━━━━━ EXTRACTED INFORMATION

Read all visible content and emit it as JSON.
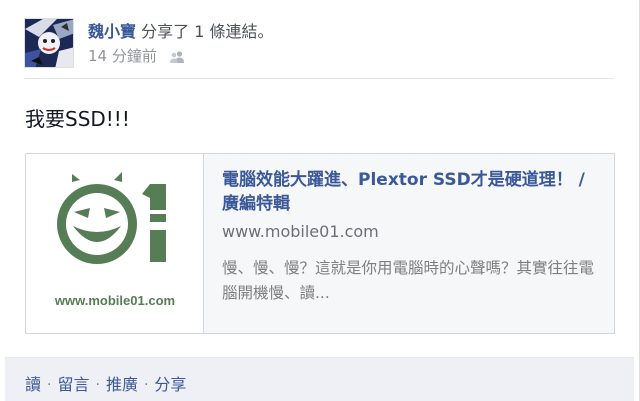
{
  "post": {
    "author": "魏小寶",
    "action": "分享了 1 條連結。",
    "timestamp": "14 分鐘前",
    "audience_icon": "friends-icon",
    "status_text": "我要SSD!!!",
    "link": {
      "title": "電腦效能大躍進、Plextor SSD才是硬道理！ / 廣編特輯",
      "domain": "www.mobile01.com",
      "description": "慢、慢、慢？這就是你用電腦時的心聲嗎？其實往往電腦開機慢、讀...",
      "thumbnail_caption": "www.mobile01.com",
      "thumbnail_icon": "mobile01-logo",
      "logo_color": "#567d55"
    },
    "actions": {
      "read": "讀",
      "comment": "留言",
      "like": "推廣",
      "share": "分享",
      "separator": "·"
    },
    "colors": {
      "link_blue": "#3b5998",
      "action_bar_bg": "#eef0f5",
      "link_card_bg": "#f6f7f9"
    }
  }
}
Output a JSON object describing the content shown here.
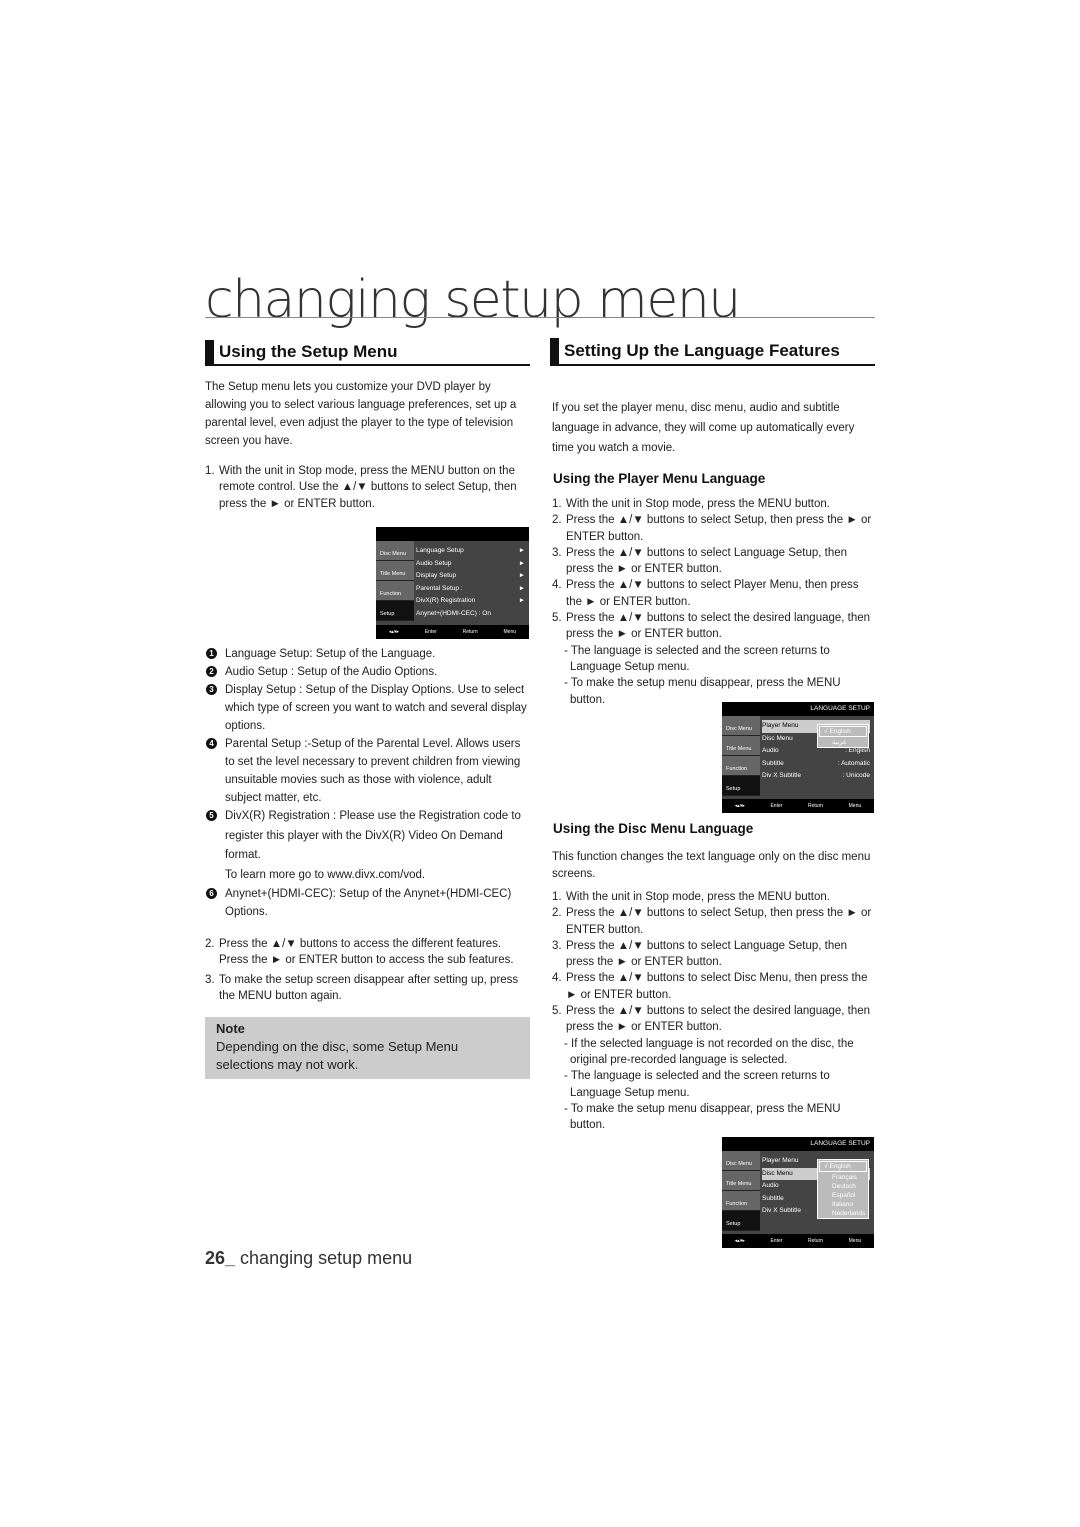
{
  "page_title": "changing setup menu",
  "left": {
    "heading": "Using the Setup Menu",
    "intro": "The Setup menu lets you customize your DVD player by allowing you to select various language preferences, set up a parental level, even adjust the player to the type of television screen you have.",
    "step1": "With the unit in Stop mode, press the MENU button on the remote control.  Use the ▲/▼ buttons to select Setup, then press the ► or ENTER button.",
    "bullets": [
      {
        "num": "1",
        "text": "Language Setup: Setup of the Language."
      },
      {
        "num": "2",
        "text": "Audio Setup : Setup of the Audio Options."
      },
      {
        "num": "3",
        "text": "Display Setup : Setup of the Display Options. Use to select which type of screen you want to watch and several display options."
      },
      {
        "num": "4",
        "text": "Parental Setup :-Setup of the Parental Level. Allows users to set the level necessary to prevent children from viewing unsuitable movies such as those with violence, adult subject matter, etc."
      },
      {
        "num": "5",
        "text": "DivX(R) Registration : Please use the Registration code to register this player with the DivX(R) Video On Demand format."
      },
      {
        "num": "",
        "text": "To learn more go to www.divx.com/vod."
      },
      {
        "num": "6",
        "text": "Anynet+(HDMI-CEC): Setup of the Anynet+(HDMI-CEC) Options."
      }
    ],
    "step2": "Press the ▲/▼ buttons to access the different  features. Press the ► or ENTER button to access the sub features.",
    "step3": "To make the setup screen disappear after setting up, press the MENU button again.",
    "note_title": "Note",
    "note_body": "Depending on the disc, some Setup Menu selections may not work."
  },
  "setup_menu": {
    "title": "",
    "side": [
      "Disc Menu",
      "Title Menu",
      "Function",
      "Setup"
    ],
    "items": [
      [
        "Language Setup",
        "►"
      ],
      [
        "Audio Setup",
        "►"
      ],
      [
        "Display Setup",
        "►"
      ],
      [
        "Parental Setup :",
        "►"
      ],
      [
        "DivX(R) Registration",
        "►"
      ],
      [
        "Anynet+(HDMI-CEC) : On",
        ""
      ]
    ],
    "bottom": [
      "Enter",
      "Return",
      "Menu"
    ]
  },
  "right": {
    "heading": "Setting Up the Language Features",
    "intro": "If you set the player menu, disc menu, audio and subtitle language in advance, they will come up automatically every time you watch a movie.",
    "sub1": "Using the Player Menu Language",
    "steps1": [
      "With the unit in Stop mode, press the MENU button.",
      "Press the ▲/▼ buttons to select Setup, then press the ► or ENTER button.",
      "Press the ▲/▼ buttons to select Language Setup, then press the ► or ENTER button.",
      "Press the ▲/▼ buttons to select Player Menu, then press the ► or ENTER button.",
      "Press the ▲/▼ buttons to select the desired language, then press the ► or ENTER button."
    ],
    "dashes1": [
      "The language is selected and the screen returns to Language Setup menu.",
      "To make the setup menu disappear, press the MENU button."
    ],
    "sub2": "Using the Disc Menu Language",
    "intro2": "This function changes the text language only on the disc menu screens.",
    "steps2": [
      "With the unit in Stop mode, press the MENU button.",
      "Press the ▲/▼ buttons to select Setup, then press the ► or ENTER button.",
      "Press the ▲/▼ buttons to select Language Setup, then press the ► or ENTER button.",
      "Press the  ▲/▼ buttons to select Disc Menu, then press the ► or ENTER  button.",
      "Press the ▲/▼ buttons to select the desired language, then press the ► or ENTER button."
    ],
    "dashes2": [
      "If the selected language is not recorded on  the disc, the original pre-recorded language is selected.",
      "The language is selected and the screen returns to Language Setup menu.",
      "To make the setup menu disappear, press the MENU button."
    ]
  },
  "lang_menu1": {
    "title": "LANGUAGE SETUP",
    "side": [
      "Disc Menu",
      "Title Menu",
      "Function",
      "Setup"
    ],
    "items": [
      [
        "Player Menu",
        ""
      ],
      [
        "Disc Menu",
        ""
      ],
      [
        "Audio",
        ": English"
      ],
      [
        "Subtitle",
        ": Automatic"
      ],
      [
        "Div X Subtitle",
        ": Unicode"
      ]
    ],
    "popup": [
      "√  English",
      "عربية"
    ],
    "bottom": [
      "Enter",
      "Return",
      "Menu"
    ]
  },
  "lang_menu2": {
    "title": "LANGUAGE SETUP",
    "side": [
      "Disc Menu",
      "Title Menu",
      "Function",
      "Setup"
    ],
    "items": [
      [
        "Player Menu",
        ""
      ],
      [
        "Disc Menu",
        ""
      ],
      [
        "Audio",
        ""
      ],
      [
        "Subtitle",
        ""
      ],
      [
        "Div X Subtitle",
        ""
      ]
    ],
    "popup": [
      "√  English",
      "Français",
      "Deutsch",
      "Español",
      "Italiano",
      "Nederlands"
    ],
    "bottom": [
      "Enter",
      "Return",
      "Menu"
    ]
  },
  "footer": {
    "page": "26_",
    "text": " changing setup menu"
  }
}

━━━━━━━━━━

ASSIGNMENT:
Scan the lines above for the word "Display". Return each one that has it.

SOLUTION:
        "text": "Display Setup : Setup of the Display Options. Use to select which type of screen you want to watch and several display options."
        "Display Setup",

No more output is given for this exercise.